Our History

Minnie B. Hamilton (1900-1981) was a native of Calhoun County who tirelessly served her community as the Public Health Nurse for more than thirty years.

In 1985, when a new primary care facility was opened in Grantsville, it was named MinnieMinnieHamilton Health System in her honor. During the fall of 1995, when Calhoun General Hospital was nearing closure, the directors of Minnie Hamilton Health System (MHHS) elected to incorporate the hospital building and its operations into their services.

The State of West Virginia assisting through grants and consultants, an affiliation arrangement being formed with Stonewall Jackson Memorial Hospital, of Weston, and a new Medicare program designation as an EACH/RPCH hospital, all combined to help the new operation get underway.

During 1996, in-patient, out-patient, clinic, emergency and ancillary services were provided, and an average number of eighty employees were on payroll. After six years, the financial report for the year 2001 showed an annual operating budget of $9,000,000 and employment of 180 individuals.

The growth of MHHS and its services has included: a 24- bed long- term care unit, a satellite clinic in Glenville, WV, day-care services, ambulance transport services, school-based health clinics in Calhoun and Gilmer counties, outreach programs, and the addition of physical therapy and CT scan services.

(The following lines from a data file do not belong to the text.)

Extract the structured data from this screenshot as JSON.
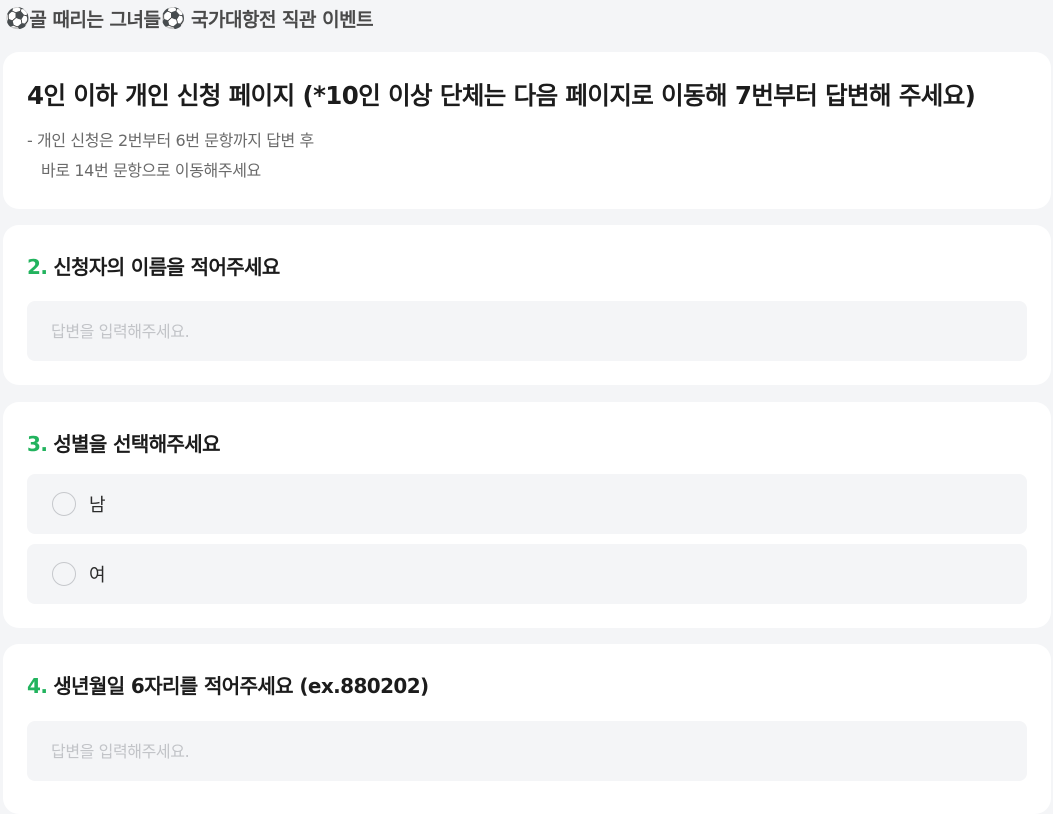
{
  "header": {
    "title_prefix_icon": "⚽",
    "title_text": "골 때리는 그녀들",
    "title_mid_icon": "⚽",
    "title_suffix": " 국가대항전 직관 이벤트"
  },
  "intro": {
    "title": "4인 이하 개인 신청 페이지 (*10인 이상 단체는 다음 페이지로 이동해 7번부터 답변해 주세요)",
    "description": "- 개인 신청은 2번부터 6번 문항까지 답변 후\n   바로 14번 문항으로 이동해주세요"
  },
  "questions": [
    {
      "number": "2.",
      "title": "신청자의 이름을 적어주세요",
      "placeholder": "답변을 입력해주세요."
    },
    {
      "number": "3.",
      "title": "성별을 선택해주세요",
      "options": [
        "남",
        "여"
      ]
    },
    {
      "number": "4.",
      "title": "생년월일 6자리를 적어주세요 (ex.880202)",
      "placeholder": "답변을 입력해주세요."
    }
  ],
  "colors": {
    "accent_green": "#22b35e",
    "page_background": "#f4f5f7",
    "card_background": "#ffffff"
  }
}
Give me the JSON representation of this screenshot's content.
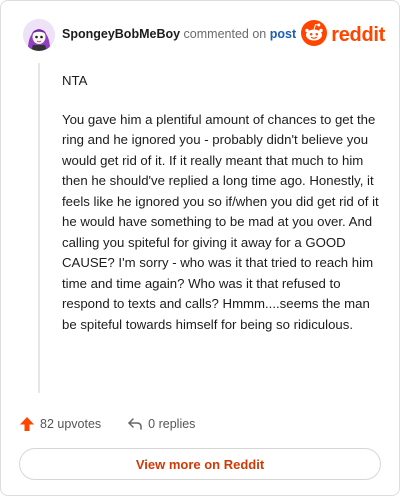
{
  "header": {
    "username": "SpongeyBobMeBoy",
    "action_text": "commented on",
    "post_link": "post",
    "brand": "reddit"
  },
  "comment": {
    "paragraphs": [
      "NTA",
      "You gave him a plentiful amount of chances to get the ring and he ignored you - probably didn't believe you would get rid of it. If it really meant that much to him then he should've replied a long time ago. Honestly, it feels like he ignored you so if/when you did get rid of it he would have something to be mad at you over. And calling you spiteful for giving it away for a GOOD CAUSE? I'm sorry - who was it that tried to reach him time and time again? Who was it that refused to respond to texts and calls? Hmmm....seems the man be spiteful towards himself for being so ridiculous."
    ]
  },
  "actions": {
    "upvotes": "82 upvotes",
    "replies": "0 replies"
  },
  "footer": {
    "view_more": "View more on Reddit"
  },
  "colors": {
    "brand": "#ff4500",
    "link": "#1a5fb4",
    "button_text": "#d03a07"
  }
}
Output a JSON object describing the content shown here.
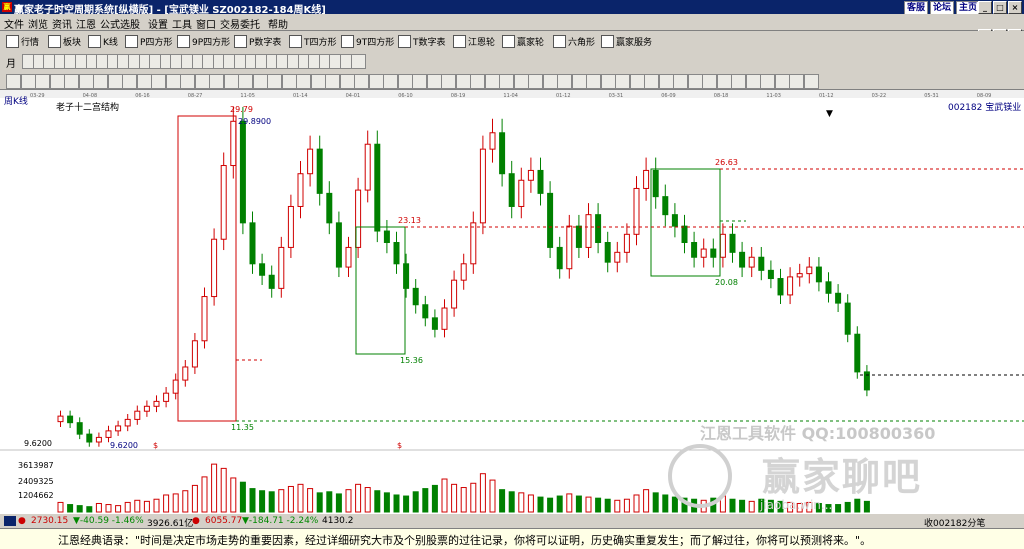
{
  "window": {
    "title": "赢家老子时空周期系统[纵横版] - [宝武镁业  SZ002182-184周K线]",
    "icon_text": "赢",
    "links": [
      "客服",
      "论坛",
      "主页"
    ]
  },
  "menu": [
    "文件",
    "浏览",
    "资讯",
    "江恩",
    "公式选股",
    "设置",
    "工具",
    "窗口",
    "交易委托",
    "帮助"
  ],
  "toolbar": {
    "items": [
      "行情",
      "板块",
      "K线",
      "P四方形",
      "9P四方形",
      "P数字表",
      "T四方形",
      "9T四方形",
      "T数字表",
      "江恩轮",
      "赢家轮",
      "六角形",
      "赢家服务"
    ],
    "period": "月",
    "digit": "0"
  },
  "chart": {
    "period_label": "周K线",
    "indicator_label": "老子十二宫结构",
    "stock_label": "002182 宝武镁业",
    "top_dates": [
      "03-29",
      "04-08",
      "06-16",
      "08-27",
      "11-05",
      "01-14",
      "04-01",
      "06-10",
      "08-19",
      "11-04",
      "01-12",
      "03-31",
      "06-09",
      "08-18",
      "11-03",
      "01-12",
      "03-22",
      "05-31",
      "08-09"
    ],
    "annotations": [
      "29.79",
      "29.8900",
      "23.13",
      "26.63",
      "20.08",
      "15.36",
      "11.35",
      "9.6200"
    ],
    "axis_labels": {
      "price_low": "9.6200",
      "vol1": "3613987",
      "vol2": "2409325",
      "vol3": "1204662"
    },
    "marker": "$"
  },
  "chart_data": {
    "type": "candlestick",
    "title": "老子十二宫结构",
    "ylabel": "",
    "ylim": [
      9.62,
      29.89
    ],
    "closes": [
      11.2,
      10.8,
      10.1,
      9.62,
      9.9,
      10.3,
      10.6,
      11,
      11.5,
      11.8,
      12.1,
      12.6,
      13.4,
      14.2,
      15.8,
      18.5,
      22,
      26.5,
      29.2,
      23,
      20.5,
      19.8,
      19,
      21.5,
      24,
      26,
      27.5,
      24.8,
      23,
      20.3,
      21.5,
      25,
      27.8,
      22.5,
      21.8,
      20.5,
      19,
      18,
      17.2,
      16.5,
      17.8,
      19.5,
      20.5,
      23,
      27.5,
      28.5,
      26,
      24,
      25.6,
      26.2,
      24.8,
      21.5,
      20.2,
      22.8,
      21.5,
      23.5,
      21.8,
      20.6,
      21.2,
      22.3,
      25.1,
      26.2,
      24.6,
      23.5,
      22.8,
      21.8,
      20.9,
      21.4,
      20.9,
      22.3,
      21.2,
      20.3,
      20.9,
      20.1,
      19.6,
      18.6,
      19.7,
      19.9,
      20.3,
      19.4,
      18.7,
      18.1,
      16.2,
      13.9,
      12.8
    ],
    "volumes": [
      0.9,
      0.7,
      0.6,
      0.5,
      0.8,
      0.7,
      0.6,
      0.9,
      1.1,
      1.0,
      1.2,
      1.6,
      1.7,
      2.0,
      2.5,
      3.3,
      4.5,
      4.1,
      3.2,
      2.8,
      2.2,
      2.0,
      1.9,
      2.1,
      2.4,
      2.6,
      2.2,
      1.8,
      1.9,
      1.7,
      2.1,
      2.6,
      2.3,
      2.0,
      1.8,
      1.6,
      1.5,
      1.9,
      2.2,
      2.5,
      3.1,
      2.6,
      2.3,
      2.7,
      3.6,
      3.0,
      2.1,
      1.9,
      1.8,
      1.6,
      1.4,
      1.3,
      1.5,
      1.7,
      1.5,
      1.4,
      1.3,
      1.2,
      1.1,
      1.2,
      1.6,
      2.1,
      1.8,
      1.6,
      1.4,
      1.3,
      1.2,
      1.1,
      1.3,
      1.5,
      1.2,
      1.1,
      1.0,
      1.2,
      1.1,
      1.0,
      0.9,
      0.8,
      0.9,
      0.8,
      0.7,
      0.7,
      0.9,
      1.2,
      1.0
    ]
  },
  "watermark": {
    "line1": "江恩工具软件  QQ:100800360",
    "line2": "赢家聊吧",
    "line3": "jiaoba.win..."
  },
  "status": {
    "sh_index": "2730.15",
    "sh_chg": "▼-40.59 -1.46%",
    "sh_amt": "3926.61亿",
    "sz_index": "6055.77",
    "sz_chg": "▼-184.71 -2.24%",
    "sz_amt": "4130.2",
    "right": "收002182分笔"
  },
  "quote": "江恩经典语录：\"时间是决定市场走势的重要因素，经过详细研究大市及个别股票的过往记录，你将可以证明，历史确实重复发生；而了解过往，你将可以预测将来。\"。",
  "colors": {
    "up": "#d00000",
    "down": "#008000",
    "line_red": "#d00000",
    "line_green": "#008000",
    "date": "#000080"
  }
}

More than $1,000,000 in capital equipment has been acquired since 1996 and various additions and improvements have enhanced the hospital building. Presently, Minnie Hamilton Health System is a 43-bed facility and is designated by Medicare as a Critical Access Hospital.

Criteria for designation as a Critical Access hospital:

  • Be located in a State that has established a State rural health plan for the State Flex Program (as of September 2011)
  • Be located in a rural area or be treated as rural under a special provision that allows qualified hospital providers in urban areas to be treated as rural for purposes of becomingt a CAH:
  • Demonstrate compliance with the CoPs found at 42 CFR Part 485 subpart F at the time of application for CAH status.
  • Furnish 24-hour emergency care services 7 days a week, using either on-site or on-call staff.
  • Provide no more than 25 inpatient beds that can be used for either inpatient or swing bed services; however, it may also operate a distinct part rehabilitation or psychiatric unit, each with up to 10 beds;
  • Have an average annual length of stay of 96 hours or less per patient for acute care (excluding swing bed services and beds that are within distinct part units); and
  • Be located either more than a 35-mile drive from the nearest hospital or CAH or more than 15-mile drive in areas with mountainous terrain or only secondary roads OT certified as a CAH prior tro January 1, 2006, based on State designation as a "necessary provider" of health care services to residents in the area.